Federal government is a fiscal winner

It took Montreal economist Pierre Fortin to utterly refute the argument the Sun News journalist had clumsily tried to make.

The NDP had brought along Fortin, a professor at the University of Quebec at Montreal, to provide added economic expertise. Fortin has studied the economic impact of child care programs and, as did the TD Bank, concluded that they yield significant net benefits, both to government revenues and to society.

On the issue of the fiscal impact of the Quebec’s $7 per day care, Fortin pointed out that the federal government does not lose, but rather benefits significantly from the program.

The federal government does not pay a cent for Quebec day care, Fortin said. Yet, because that program has allowed for significant increase in the number of women in the work force it has yielded a corresponding increase in federal income tax.

The enhanced economic activity generated by the Quebec child care program also boosts federal sales and corporate tax revenue and allows a drop in federal transfers to Quebec for social programs.

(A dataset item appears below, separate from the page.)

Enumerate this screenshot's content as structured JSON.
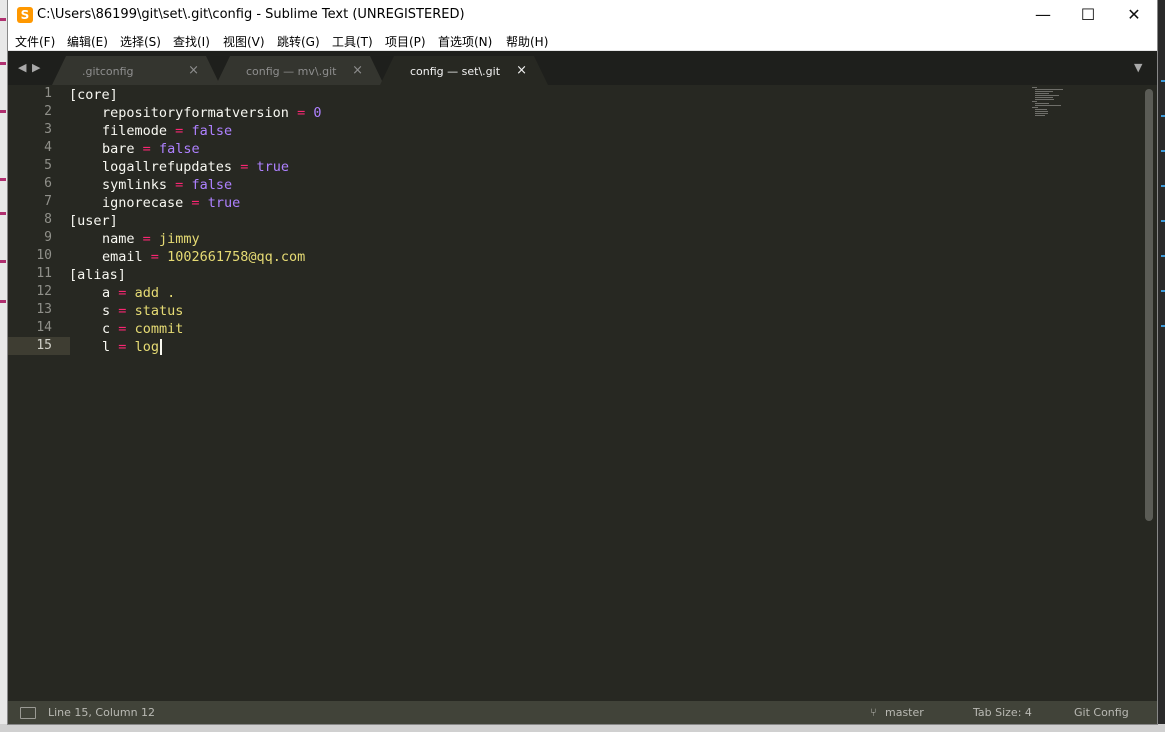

Fortin calculates that the Quebec day care program benefits the federal government by about $900 million per year, while the net fiscal benefit to Quebec’s coffers is about $400 million.

‘Parents know what’s best for their children’ — Conservatives

While the Liberals, having lashed out quickly, are now saying they’d like to take a look at the NDP plan, the Conservatives are unequivocally opposed.

On Tuesday, Harper’s folks didn’t think an NDP policy announcement was worth a whole news release. Instead, the Junior Social Development Minister, Candice Bergen, relied on the 140 character universe of Twitter to say that “Conservatives believe parents know what is best for their children,” while the NDP (it seems) “disagrees.”

If what parents believe is best for their children is affordable, regulated day care — well then, one has to assume the Conservatives believe those parents just do not know what’s good for their own children.

Mulcair plans to tour Canada to sell his day care plan.

From the tone of the first day, it is clear the NDP leader is intent on promoting national day care as an initiative that will benefit the (still limping) economy and not merely as a new and costly social program.

It will be interesting to see how the powerful economic forces in the country react to that proposition.

Whatever they — or advocates or activists or parents — might have to say, at least this promises to be a substantive policy discussion, which beats the hell out of endless analyses of opinion polls.

Karl Nerenberg

Karl Nerenberg joined rabble in 2011 to cover Canadian politics. He has worked as a journalist and filmmaker for many decades, including two and a half decades at CBC/Radio-Canada. Among his career highlights...